Problem to work on :: Exactly and only the lines from the one with "Convert this screenshot" through the last line of the records need to be set down; please skip the pictures.

[Extracted data entries]
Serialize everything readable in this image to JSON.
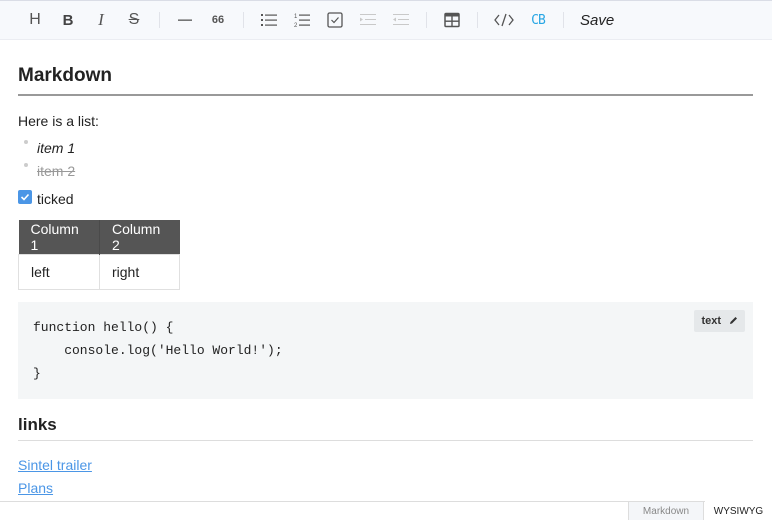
{
  "toolbar": {
    "buttons": [
      {
        "name": "heading",
        "icon": "heading-icon",
        "glyph": "H"
      },
      {
        "name": "bold",
        "icon": "bold-icon",
        "glyph": "B"
      },
      {
        "name": "italic",
        "icon": "italic-icon",
        "glyph": "I"
      },
      {
        "name": "strike",
        "icon": "strikethrough-icon",
        "glyph": "S"
      },
      {
        "name": "hr",
        "icon": "horizontal-rule-icon"
      },
      {
        "name": "quote",
        "icon": "quote-icon",
        "glyph": "66"
      },
      {
        "name": "ul",
        "icon": "bullet-list-icon"
      },
      {
        "name": "ol",
        "icon": "numbered-list-icon"
      },
      {
        "name": "task",
        "icon": "task-list-icon"
      },
      {
        "name": "indent",
        "icon": "indent-icon"
      },
      {
        "name": "outdent",
        "icon": "outdent-icon"
      },
      {
        "name": "table",
        "icon": "table-icon"
      },
      {
        "name": "code",
        "icon": "code-icon",
        "glyph": "</>"
      },
      {
        "name": "codeblock",
        "icon": "codeblock-icon",
        "glyph": "CB"
      }
    ],
    "save_label": "Save",
    "accent_color": "#28a6e4"
  },
  "document": {
    "heading1": "Markdown",
    "intro": "Here is a list:",
    "list": [
      {
        "text": "item 1",
        "style": "italic"
      },
      {
        "text": "item 2",
        "style": "strikethrough"
      }
    ],
    "task": {
      "label": "ticked",
      "checked": true
    },
    "table": {
      "headers": [
        "Column 1",
        "Column 2"
      ],
      "rows": [
        [
          "left",
          "right"
        ]
      ]
    },
    "code": {
      "language": "text",
      "lines": [
        "function hello() {",
        "    console.log('Hello World!');",
        "}"
      ]
    },
    "heading2": "links",
    "links": [
      {
        "text": "Sintel trailer"
      },
      {
        "text": "Plans"
      }
    ],
    "link_color": "#4b96e6"
  },
  "mode_switch": {
    "tabs": [
      "Markdown",
      "WYSIWYG"
    ],
    "active": "WYSIWYG"
  }
}
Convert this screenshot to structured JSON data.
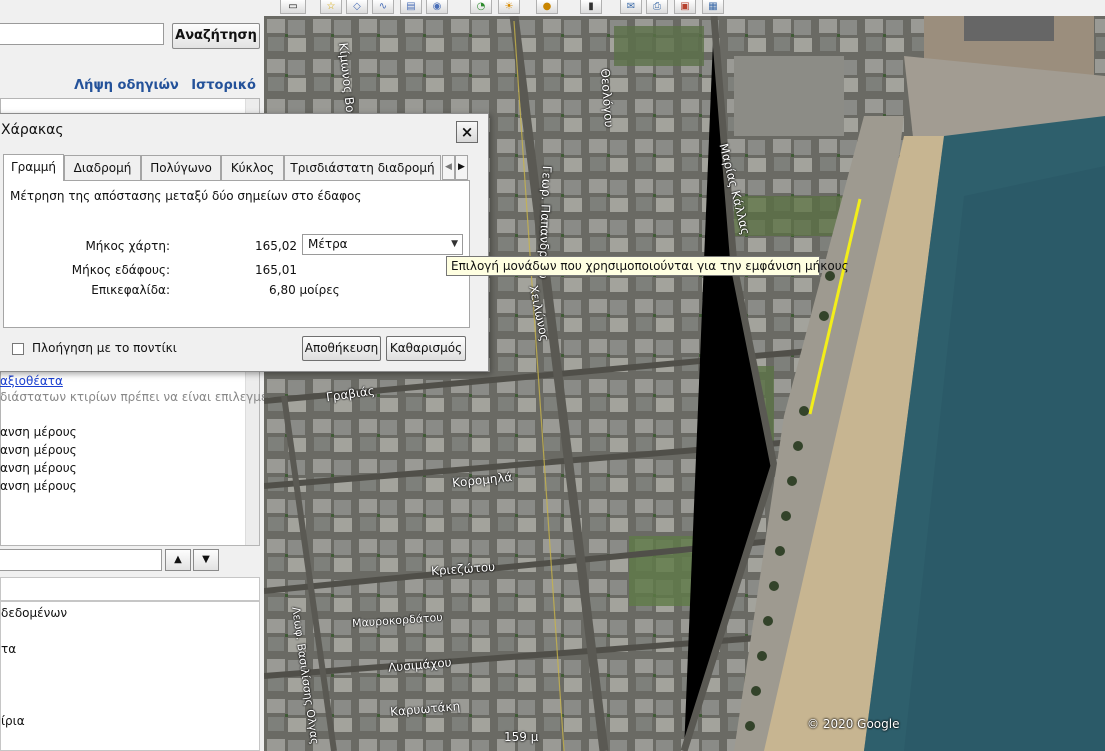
{
  "search": {
    "button_label": "Αναζήτηση",
    "input_value": ""
  },
  "top_links": {
    "directions": "Λήψη οδηγιών",
    "history": "Ιστορικό"
  },
  "places": {
    "link": "αξιοθέατα",
    "note": "διάστατων κτιρίων πρέπει να είναι επιλεγμένο",
    "rows": [
      "ανση μέρους",
      "ανση μέρους",
      "ανση μέρους",
      "ανση μέρους"
    ]
  },
  "nav_controls": {
    "up": "▲",
    "down": "▼"
  },
  "layers": {
    "rows": [
      "δεδομένων",
      "τα",
      "ίρια"
    ]
  },
  "ruler": {
    "title": "Χάρακας",
    "close": "×",
    "tabs": [
      "Γραμμή",
      "Διαδρομή",
      "Πολύγωνο",
      "Κύκλος",
      "Τρισδιάστατη διαδρομή"
    ],
    "active_tab": "Γραμμή",
    "description": "Μέτρηση της απόστασης μεταξύ δύο σημείων στο έδαφος",
    "map_length_label": "Μήκος χάρτη:",
    "map_length_value": "165,02",
    "ground_length_label": "Μήκος εδάφους:",
    "ground_length_value": "165,01",
    "heading_label": "Επικεφαλίδα:",
    "heading_value": "6,80 μοίρες",
    "unit_selected": "Μέτρα",
    "mouse_nav_label": "Πλοήγηση με το ποντίκι",
    "mouse_nav_checked": false,
    "save_label": "Αποθήκευση",
    "clear_label": "Καθαρισμός"
  },
  "tooltip": "Επιλογή μονάδων που χρησιμοποιούνται για την εμφάνιση μήκους",
  "map": {
    "streets": [
      "Κίμωνος Βο",
      "Θεολόγου",
      "Μαρίας Κάλλας",
      "Γεωρ. Παπανδρέου",
      "Χειλώνος",
      "Γραβιάς",
      "Κορομηλά",
      "Κριεζώτου",
      "Μαυροκορδάτου",
      "Λυσιμάχου",
      "Καρυωτάκη",
      "Λεωφ. Βασιλίσσης Ολγας"
    ],
    "copyright": "© 2020 Google",
    "scale_text": "159 μ",
    "colors": {
      "measure_line": "#f2ee1a",
      "sea": "#2e5f6c",
      "beach": "#c7b591"
    }
  }
}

Solution for this problem ::
Convert this screenshot to structured JSON data.
{
  "search": {
    "button_label": "Αναζήτηση",
    "input_value": ""
  },
  "top_links": {
    "directions": "Λήψη οδηγιών",
    "history": "Ιστορικό"
  },
  "places": {
    "link": "αξιοθέατα",
    "note": "διάστατων κτιρίων πρέπει να είναι επιλεγμένο",
    "rows": [
      "ανση μέρους",
      "ανση μέρους",
      "ανση μέρους",
      "ανση μέρους"
    ]
  },
  "nav_controls": {
    "up": "▲",
    "down": "▼"
  },
  "layers": {
    "rows": [
      "δεδομένων",
      "τα",
      "ίρια"
    ]
  },
  "ruler": {
    "title": "Χάρακας",
    "close": "×",
    "tabs": [
      "Γραμμή",
      "Διαδρομή",
      "Πολύγωνο",
      "Κύκλος",
      "Τρισδιάστατη διαδρομή"
    ],
    "active_tab": "Γραμμή",
    "description": "Μέτρηση της απόστασης μεταξύ δύο σημείων στο έδαφος",
    "map_length_label": "Μήκος χάρτη:",
    "map_length_value": "165,02",
    "ground_length_label": "Μήκος εδάφους:",
    "ground_length_value": "165,01",
    "heading_label": "Επικεφαλίδα:",
    "heading_value": "6,80 μοίρες",
    "unit_selected": "Μέτρα",
    "mouse_nav_label": "Πλοήγηση με το ποντίκι",
    "mouse_nav_checked": false,
    "save_label": "Αποθήκευση",
    "clear_label": "Καθαρισμός"
  },
  "tooltip": "Επιλογή μονάδων που χρησιμοποιούνται για την εμφάνιση μήκους",
  "map": {
    "streets": [
      "Κίμωνος Βο",
      "Θεολόγου",
      "Μαρίας Κάλλας",
      "Γεωρ. Παπανδρέου",
      "Χειλώνος",
      "Γραβιάς",
      "Κορομηλά",
      "Κριεζώτου",
      "Μαυροκορδάτου",
      "Λυσιμάχου",
      "Καρυωτάκη",
      "Λεωφ. Βασιλίσσης Ολγας"
    ],
    "copyright": "© 2020 Google",
    "scale_text": "159 μ",
    "colors": {
      "measure_line": "#f2ee1a",
      "sea": "#2e5f6c",
      "beach": "#c7b591"
    }
  }
}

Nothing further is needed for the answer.